Sydney Carter was inspired partly by Jesus, but also partly by a statue of the Hindu God Shiva as Nataraja (Shiva’s dancing pose) which sat on his desk, and was partly intending simply to give tribute to Shaker music. He later stated, “I did not think the churches would like it at all. I thought many people would find it pretty far flown, probably heretical and anyway dubiously Christian. But in fact people did sing it and, unknown to me, it touched a chord … Anyway, it’s the sort of Christianity I believe in.”
One Jig and two reels: “The Blarney Pilgrim”, “Father Kelly” & “Pinch of Snuff”
“The Blarney Pilgrim”:This jig is a popular tune at Irish sessions. It seems to be especially popular under fiddle players, but is equally nice to play on tin whistle or any other instrument. The title of this jig is referring to The Blarney stone, a block of limestone built into the walls of Blarney Castle, located close to Cork, Ireland. The legend goes that kissing the stone endows the kisser with the gift of the gab, meaning giving the ability to speak freely and in a way people want to listen to you and believe you. The stone attracts people from all over the world.
“Father Kelly’s Reel” in G is yet another tune that is played in sessions around the globe. Father P. J. Kelly (1926 – March 25, 2006) named this tune “The Rossmore Jetty” after the pier on the river Shannon near his hometown of Woodford in East Galway. This tune is also called “Father Kelly’s #1.” He was an accordionist, composer, and missionary in Fiji, Australia and Pakistan.
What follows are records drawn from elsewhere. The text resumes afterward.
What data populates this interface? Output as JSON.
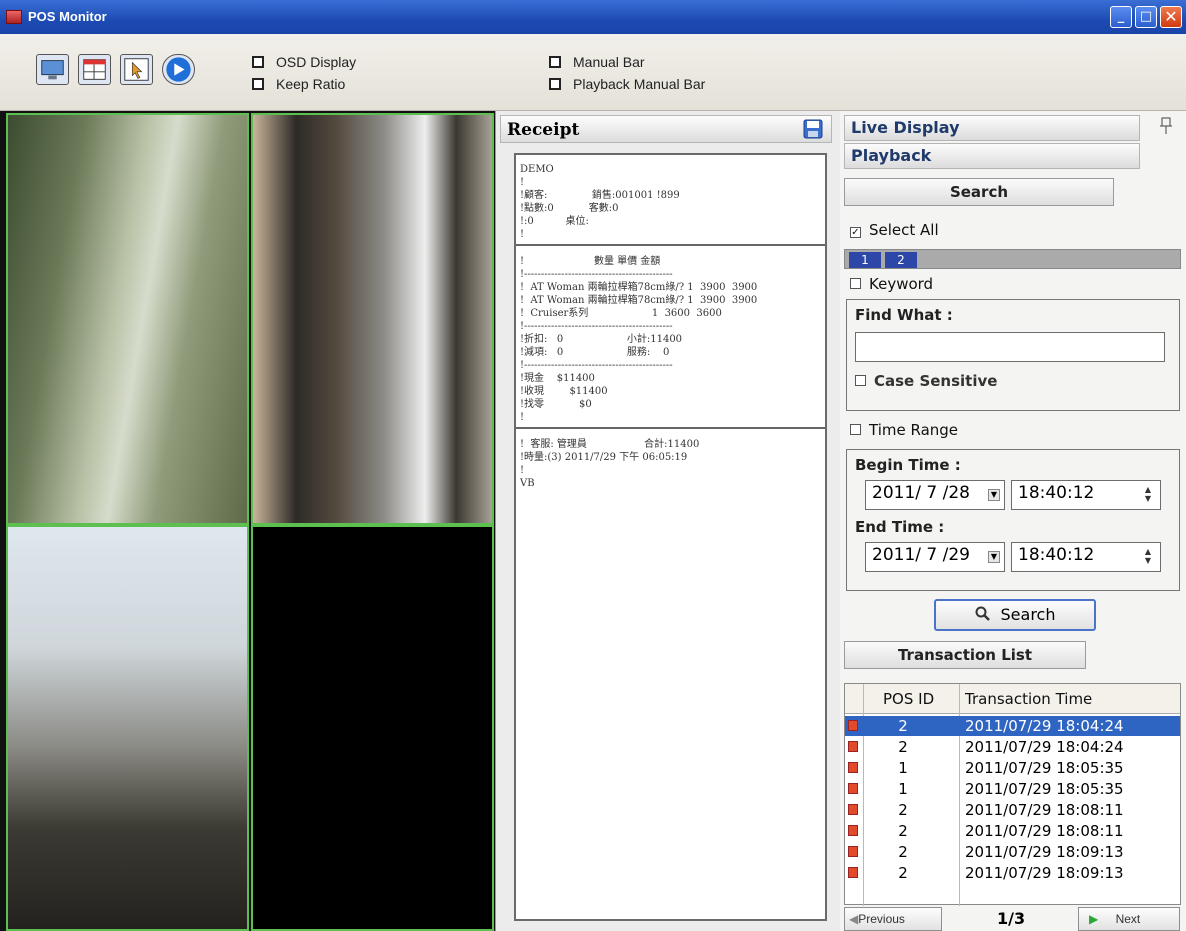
{
  "window": {
    "title": "POS Monitor"
  },
  "toolbar": {
    "icons": [
      "monitor-icon",
      "layout-grid-icon",
      "cursor-icon",
      "play-icon"
    ],
    "options": [
      {
        "label": "OSD Display",
        "checked": false
      },
      {
        "label": "Keep Ratio",
        "checked": false
      },
      {
        "label": "Manual Bar",
        "checked": false
      },
      {
        "label": "Playback Manual Bar",
        "checked": false
      }
    ]
  },
  "receipt": {
    "title": "Receipt",
    "lines": [
      "DEMO",
      "!",
      "!顧客:              銷售:001001 !899",
      "!點數:0           客數:0",
      "!:0          桌位:",
      "!",
      "=",
      "!                      數量 單價 金額",
      "!--------------------------------------------",
      "!  AT Woman 兩輪拉桿箱78cm綠/? 1  3900  3900",
      "!  AT Woman 兩輪拉桿箱78cm綠/? 1  3900  3900",
      "!  Cruiser系列                    1  3600  3600",
      "!--------------------------------------------",
      "!折扣:   0                    小計:11400",
      "!減項:   0                    服務:    0",
      "!--------------------------------------------",
      "!現金    $11400",
      "!收現        $11400",
      "!找零           $0",
      "!",
      "=",
      "!  客服: 管理員                  合計:11400",
      "!時量:(3) 2011/7/29 下午 06:05:19",
      "!",
      "VB"
    ]
  },
  "panel": {
    "live_display": "Live Display",
    "playback": "Playback",
    "search_header": "Search",
    "select_all": "Select All",
    "select_all_checked": true,
    "tabs": [
      "1",
      "2"
    ],
    "keyword": "Keyword",
    "find_what_label": "Find What :",
    "find_what_value": "",
    "case_sensitive": "Case Sensitive",
    "time_range": "Time Range",
    "begin_time_label": "Begin Time :",
    "begin_date": "2011/ 7 /28",
    "begin_time": "18:40:12",
    "end_time_label": "End Time :",
    "end_date": "2011/ 7 /29",
    "end_time": "18:40:12",
    "search_button": "Search",
    "transaction_list": "Transaction List"
  },
  "transactions": {
    "columns": [
      "POS ID",
      "Transaction Time"
    ],
    "rows": [
      {
        "pos": "2",
        "time": "2011/07/29 18:04:24",
        "selected": true
      },
      {
        "pos": "2",
        "time": "2011/07/29 18:04:24",
        "selected": false
      },
      {
        "pos": "1",
        "time": "2011/07/29 18:05:35",
        "selected": false
      },
      {
        "pos": "1",
        "time": "2011/07/29 18:05:35",
        "selected": false
      },
      {
        "pos": "2",
        "time": "2011/07/29 18:08:11",
        "selected": false
      },
      {
        "pos": "2",
        "time": "2011/07/29 18:08:11",
        "selected": false
      },
      {
        "pos": "2",
        "time": "2011/07/29 18:09:13",
        "selected": false
      },
      {
        "pos": "2",
        "time": "2011/07/29 18:09:13",
        "selected": false
      }
    ]
  },
  "pager": {
    "previous": "Previous",
    "page": "1/3",
    "next": "Next"
  },
  "colors": {
    "titlebar": "#1d4bb3",
    "selection": "#2f65c2",
    "camera_border": "#5cbf4f",
    "tab": "#2d47a8"
  }
}
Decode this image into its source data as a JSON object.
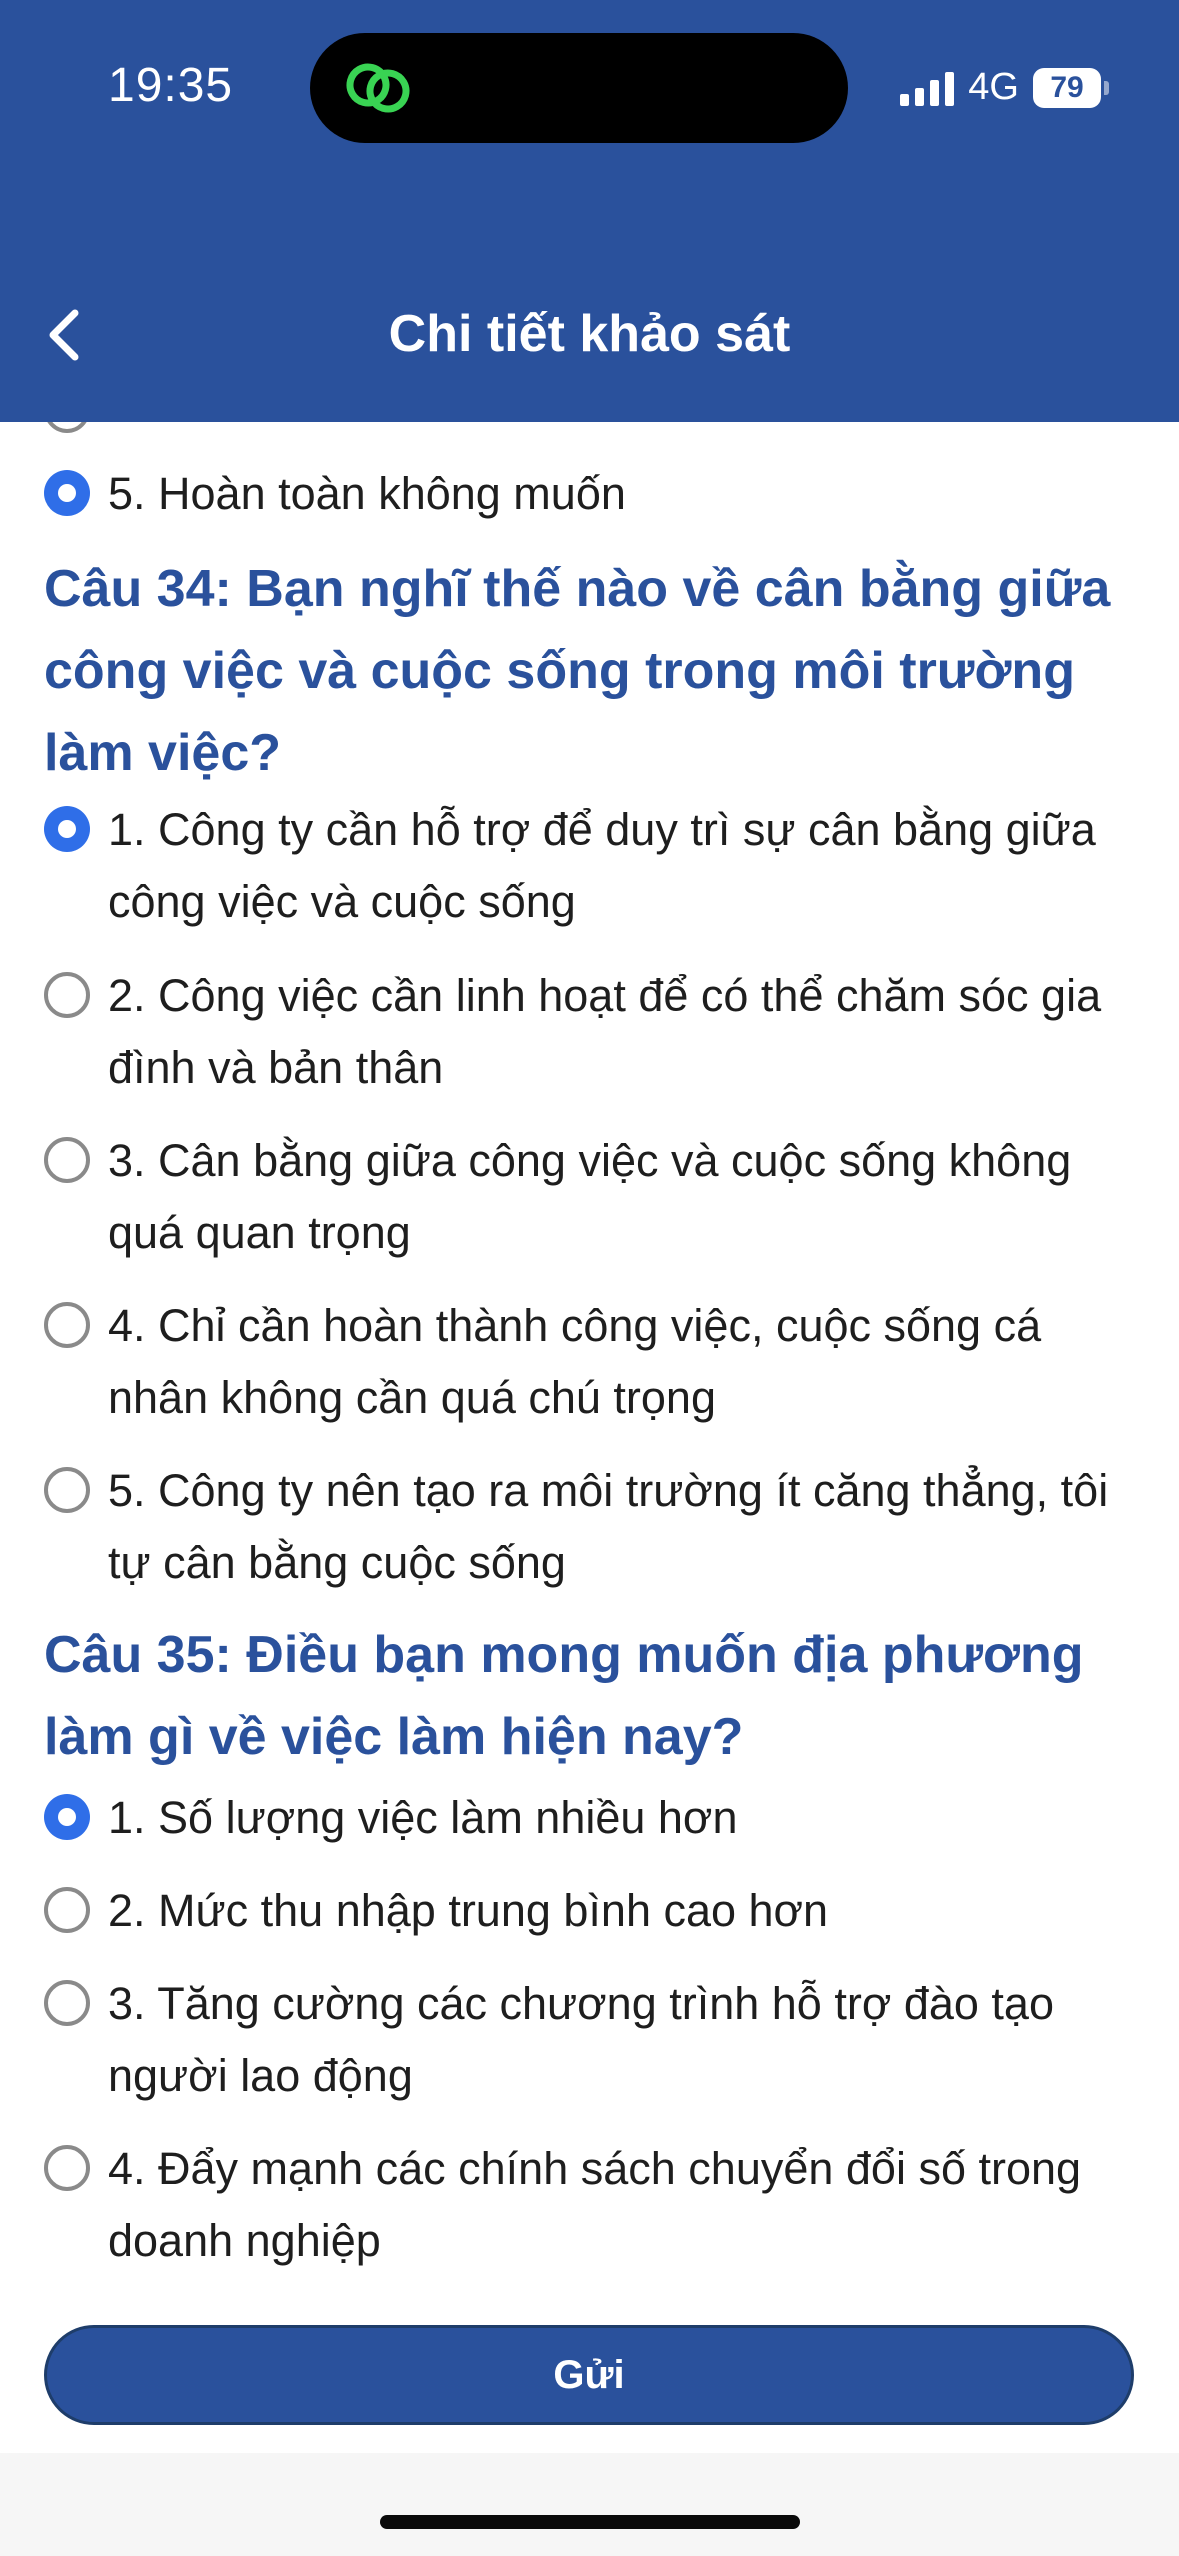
{
  "status_bar": {
    "time": "19:35",
    "network": "4G",
    "battery": "79"
  },
  "header": {
    "title": "Chi tiết khảo sát"
  },
  "partial_option": {
    "text": "5. Hoàn toàn không muốn",
    "checked": true
  },
  "questions": [
    {
      "title": "Câu 34: Bạn nghĩ thế nào về cân bằng giữa công việc và cuộc sống trong môi trường làm việc?",
      "options": [
        {
          "text": "1. Công ty cần hỗ trợ để duy trì sự cân bằng giữa công việc và cuộc sống",
          "checked": true
        },
        {
          "text": "2. Công việc cần linh hoạt để có thể chăm sóc gia đình và bản thân",
          "checked": false
        },
        {
          "text": "3. Cân bằng giữa công việc và cuộc sống không quá quan trọng",
          "checked": false
        },
        {
          "text": "4. Chỉ cần hoàn thành công việc, cuộc sống cá nhân không cần quá chú trọng",
          "checked": false
        },
        {
          "text": "5. Công ty nên tạo ra môi trường ít căng thẳng, tôi tự cân bằng cuộc sống",
          "checked": false
        }
      ]
    },
    {
      "title": "Câu 35: Điều bạn mong muốn địa phương làm gì về việc làm hiện nay?",
      "options": [
        {
          "text": "1. Số lượng việc làm nhiều hơn",
          "checked": true
        },
        {
          "text": "2. Mức thu nhập trung bình cao hơn",
          "checked": false
        },
        {
          "text": "3. Tăng cường các chương trình hỗ trợ đào tạo người lao động",
          "checked": false
        },
        {
          "text": "4. Đẩy mạnh các chính sách chuyển đổi số trong doanh nghiệp",
          "checked": false
        }
      ]
    }
  ],
  "submit_label": "Gửi",
  "colors": {
    "header": "#2a519c",
    "question": "#2a519c",
    "radio_checked": "#2f6ee8",
    "island_icon": "#39d353"
  }
}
“Pinch of Snuff”: Known as a northern Irish reel, and especially one from County Donegal where it is particularly popular. Caoimhin Mac Aoidh (1994) recounts the origins of the tune in the faerie folklore of Donegal (Seamus Ennis appears to have told the same story). It seems that the fairies were trying to abduct a bride at a wedding in the Teelin, southwest Donegal, area by trying to trick her into uttering the magic words which would bind her to them and seal her fate. As luck would have it, hiding in the rafters was a young man who had been her suitor, but whom had lost in the bid for her hand. He saw what was about to happen to his still-beloved (who was dancing below), and from his high hiding place he thought to shake down some snuff upon her. The bride breathed it in, sneezed, and was greeted with a polite chorus of “Dia agus Muire dhuit” (God and Mary bless you) from members of the wedding party. This was anathema to the fairies, who took flight. The tune the fiddlers were playing while the bride was dancing at the time of her rescue was dubbed “The Pinch of Snuff.”